#### [DATASET CONTENT]
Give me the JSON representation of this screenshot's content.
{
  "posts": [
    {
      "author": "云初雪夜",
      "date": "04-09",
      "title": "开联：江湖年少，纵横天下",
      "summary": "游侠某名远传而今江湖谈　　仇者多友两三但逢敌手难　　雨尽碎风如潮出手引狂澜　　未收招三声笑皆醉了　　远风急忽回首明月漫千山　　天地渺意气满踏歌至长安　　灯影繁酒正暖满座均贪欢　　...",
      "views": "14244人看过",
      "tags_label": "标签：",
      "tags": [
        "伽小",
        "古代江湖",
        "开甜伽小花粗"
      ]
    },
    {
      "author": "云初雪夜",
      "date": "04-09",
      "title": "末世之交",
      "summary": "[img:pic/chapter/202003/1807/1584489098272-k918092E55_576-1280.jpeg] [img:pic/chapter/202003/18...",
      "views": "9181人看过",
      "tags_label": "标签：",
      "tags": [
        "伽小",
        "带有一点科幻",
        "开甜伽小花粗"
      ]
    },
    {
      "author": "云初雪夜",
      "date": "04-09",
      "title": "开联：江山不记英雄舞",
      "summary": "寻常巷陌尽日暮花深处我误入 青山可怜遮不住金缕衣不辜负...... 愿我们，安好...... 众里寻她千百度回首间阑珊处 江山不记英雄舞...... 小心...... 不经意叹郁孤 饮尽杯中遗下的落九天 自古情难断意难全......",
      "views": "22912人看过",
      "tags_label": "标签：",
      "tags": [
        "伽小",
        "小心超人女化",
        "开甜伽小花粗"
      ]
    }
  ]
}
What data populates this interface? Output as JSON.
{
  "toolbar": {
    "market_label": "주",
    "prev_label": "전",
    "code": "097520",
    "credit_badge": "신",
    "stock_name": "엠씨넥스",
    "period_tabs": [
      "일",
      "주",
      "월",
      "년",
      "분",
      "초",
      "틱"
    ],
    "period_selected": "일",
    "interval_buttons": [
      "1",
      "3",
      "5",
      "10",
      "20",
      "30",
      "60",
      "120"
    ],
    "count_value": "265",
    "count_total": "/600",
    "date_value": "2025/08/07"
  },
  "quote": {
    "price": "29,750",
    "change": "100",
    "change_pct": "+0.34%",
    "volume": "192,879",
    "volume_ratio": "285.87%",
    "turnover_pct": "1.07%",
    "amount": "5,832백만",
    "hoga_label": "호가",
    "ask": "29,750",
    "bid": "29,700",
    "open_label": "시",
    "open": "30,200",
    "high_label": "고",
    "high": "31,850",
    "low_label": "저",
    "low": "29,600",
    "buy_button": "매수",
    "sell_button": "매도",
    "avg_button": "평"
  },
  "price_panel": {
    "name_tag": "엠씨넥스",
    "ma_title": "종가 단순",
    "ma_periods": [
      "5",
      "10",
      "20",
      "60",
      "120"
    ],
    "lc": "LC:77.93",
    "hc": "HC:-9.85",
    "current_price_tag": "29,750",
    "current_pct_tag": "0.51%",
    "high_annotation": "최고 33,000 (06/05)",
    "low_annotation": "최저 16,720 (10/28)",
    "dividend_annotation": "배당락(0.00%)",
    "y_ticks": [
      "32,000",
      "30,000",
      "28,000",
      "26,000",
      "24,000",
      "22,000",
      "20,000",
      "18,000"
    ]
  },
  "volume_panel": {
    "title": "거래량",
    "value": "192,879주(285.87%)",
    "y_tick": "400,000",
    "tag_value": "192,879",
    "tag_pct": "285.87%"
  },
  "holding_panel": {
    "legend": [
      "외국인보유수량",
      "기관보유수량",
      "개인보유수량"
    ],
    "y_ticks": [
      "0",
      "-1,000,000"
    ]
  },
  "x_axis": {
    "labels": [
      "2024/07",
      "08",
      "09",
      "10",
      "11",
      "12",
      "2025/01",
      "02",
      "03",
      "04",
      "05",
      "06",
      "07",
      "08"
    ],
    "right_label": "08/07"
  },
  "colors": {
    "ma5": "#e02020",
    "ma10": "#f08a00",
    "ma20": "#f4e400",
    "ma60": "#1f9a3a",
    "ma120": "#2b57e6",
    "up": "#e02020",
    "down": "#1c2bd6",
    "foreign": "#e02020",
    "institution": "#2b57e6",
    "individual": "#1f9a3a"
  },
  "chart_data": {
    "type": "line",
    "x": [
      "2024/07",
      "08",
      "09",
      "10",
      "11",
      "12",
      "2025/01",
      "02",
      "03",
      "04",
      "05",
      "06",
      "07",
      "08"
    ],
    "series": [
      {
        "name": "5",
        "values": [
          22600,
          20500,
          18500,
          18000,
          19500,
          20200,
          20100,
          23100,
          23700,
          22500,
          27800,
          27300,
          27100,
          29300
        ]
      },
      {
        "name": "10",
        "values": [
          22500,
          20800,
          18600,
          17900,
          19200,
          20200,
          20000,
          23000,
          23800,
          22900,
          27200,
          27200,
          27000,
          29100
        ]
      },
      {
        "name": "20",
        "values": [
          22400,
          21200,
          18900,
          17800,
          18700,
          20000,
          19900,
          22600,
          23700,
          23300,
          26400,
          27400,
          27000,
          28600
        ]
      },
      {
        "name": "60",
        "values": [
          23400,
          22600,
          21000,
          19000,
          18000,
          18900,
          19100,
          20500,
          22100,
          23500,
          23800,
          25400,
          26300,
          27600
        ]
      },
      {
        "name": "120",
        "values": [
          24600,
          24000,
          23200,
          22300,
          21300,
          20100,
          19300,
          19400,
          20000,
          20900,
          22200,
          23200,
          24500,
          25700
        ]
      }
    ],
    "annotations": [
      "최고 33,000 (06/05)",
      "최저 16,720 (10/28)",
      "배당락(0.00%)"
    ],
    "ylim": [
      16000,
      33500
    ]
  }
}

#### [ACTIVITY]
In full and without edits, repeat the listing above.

#### [EXPECTED OUTPUT]
Give me the JSON representation of this screenshot's content.
{
  "posts": [
    {
      "author": "云初雪夜",
      "date": "04-09",
      "title": "开联：江湖年少，纵横天下",
      "summary": "游侠某名远传而今江湖谈　　仇者多友两三但逢敌手难　　雨尽碎风如潮出手引狂澜　　未收招三声笑皆醉了　　远风急忽回首明月漫千山　　天地渺意气满踏歌至长安　　灯影繁酒正暖满座均贪欢　　...",
      "views": "14244人看过",
      "tags_label": "标签：",
      "tags": [
        "伽小",
        "古代江湖",
        "开甜伽小花粗"
      ]
    },
    {
      "author": "云初雪夜",
      "date": "04-09",
      "title": "末世之交",
      "summary": "[img:pic/chapter/202003/1807/1584489098272-k918092E55_576-1280.jpeg] [img:pic/chapter/202003/18...",
      "views": "9181人看过",
      "tags_label": "标签：",
      "tags": [
        "伽小",
        "带有一点科幻",
        "开甜伽小花粗"
      ]
    },
    {
      "author": "云初雪夜",
      "date": "04-09",
      "title": "开联：江山不记英雄舞",
      "summary": "寻常巷陌尽日暮花深处我误入 青山可怜遮不住金缕衣不辜负...... 愿我们，安好...... 众里寻她千百度回首间阑珊处 江山不记英雄舞...... 小心...... 不经意叹郁孤 饮尽杯中遗下的落九天 自古情难断意难全......",
      "views": "22912人看过",
      "tags_label": "标签：",
      "tags": [
        "伽小",
        "小心超人女化",
        "开甜伽小花粗"
      ]
    }
  ]
}
What data populates this interface? Output as JSON.
{
  "toolbar": {
    "market_label": "주",
    "prev_label": "전",
    "code": "097520",
    "credit_badge": "신",
    "stock_name": "엠씨넥스",
    "period_tabs": [
      "일",
      "주",
      "월",
      "년",
      "분",
      "초",
      "틱"
    ],
    "period_selected": "일",
    "interval_buttons": [
      "1",
      "3",
      "5",
      "10",
      "20",
      "30",
      "60",
      "120"
    ],
    "count_value": "265",
    "count_total": "/600",
    "date_value": "2025/08/07"
  },
  "quote": {
    "price": "29,750",
    "change": "100",
    "change_pct": "+0.34%",
    "volume": "192,879",
    "volume_ratio": "285.87%",
    "turnover_pct": "1.07%",
    "amount": "5,832백만",
    "hoga_label": "호가",
    "ask": "29,750",
    "bid": "29,700",
    "open_label": "시",
    "open": "30,200",
    "high_label": "고",
    "high": "31,850",
    "low_label": "저",
    "low": "29,600",
    "buy_button": "매수",
    "sell_button": "매도",
    "avg_button": "평"
  },
  "price_panel": {
    "name_tag": "엠씨넥스",
    "ma_title": "종가 단순",
    "ma_periods": [
      "5",
      "10",
      "20",
      "60",
      "120"
    ],
    "lc": "LC:77.93",
    "hc": "HC:-9.85",
    "current_price_tag": "29,750",
    "current_pct_tag": "0.51%",
    "high_annotation": "최고 33,000 (06/05)",
    "low_annotation": "최저 16,720 (10/28)",
    "dividend_annotation": "배당락(0.00%)",
    "y_ticks": [
      "32,000",
      "30,000",
      "28,000",
      "26,000",
      "24,000",
      "22,000",
      "20,000",
      "18,000"
    ]
  },
  "volume_panel": {
    "title": "거래량",
    "value": "192,879주(285.87%)",
    "y_tick": "400,000",
    "tag_value": "192,879",
    "tag_pct": "285.87%"
  },
  "holding_panel": {
    "legend": [
      "외국인보유수량",
      "기관보유수량",
      "개인보유수량"
    ],
    "y_ticks": [
      "0",
      "-1,000,000"
    ]
  },
  "x_axis": {
    "labels": [
      "2024/07",
      "08",
      "09",
      "10",
      "11",
      "12",
      "2025/01",
      "02",
      "03",
      "04",
      "05",
      "06",
      "07",
      "08"
    ],
    "right_label": "08/07"
  },
  "colors": {
    "ma5": "#e02020",
    "ma10": "#f08a00",
    "ma20": "#f4e400",
    "ma60": "#1f9a3a",
    "ma120": "#2b57e6",
    "up": "#e02020",
    "down": "#1c2bd6",
    "foreign": "#e02020",
    "institution": "#2b57e6",
    "individual": "#1f9a3a"
  },
  "chart_data": {
    "type": "line",
    "x": [
      "2024/07",
      "08",
      "09",
      "10",
      "11",
      "12",
      "2025/01",
      "02",
      "03",
      "04",
      "05",
      "06",
      "07",
      "08"
    ],
    "series": [
      {
        "name": "5",
        "values": [
          22600,
          20500,
          18500,
          18000,
          19500,
          20200,
          20100,
          23100,
          23700,
          22500,
          27800,
          27300,
          27100,
          29300
        ]
      },
      {
        "name": "10",
        "values": [
          22500,
          20800,
          18600,
          17900,
          19200,
          20200,
          20000,
          23000,
          23800,
          22900,
          27200,
          27200,
          27000,
          29100
        ]
      },
      {
        "name": "20",
        "values": [
          22400,
          21200,
          18900,
          17800,
          18700,
          20000,
          19900,
          22600,
          23700,
          23300,
          26400,
          27400,
          27000,
          28600
        ]
      },
      {
        "name": "60",
        "values": [
          23400,
          22600,
          21000,
          19000,
          18000,
          18900,
          19100,
          20500,
          22100,
          23500,
          23800,
          25400,
          26300,
          27600
        ]
      },
      {
        "name": "120",
        "values": [
          24600,
          24000,
          23200,
          22300,
          21300,
          20100,
          19300,
          19400,
          20000,
          20900,
          22200,
          23200,
          24500,
          25700
        ]
      }
    ],
    "annotations": [
      "최고 33,000 (06/05)",
      "최저 16,720 (10/28)",
      "배당락(0.00%)"
    ],
    "ylim": [
      16000,
      33500
    ]
  }
}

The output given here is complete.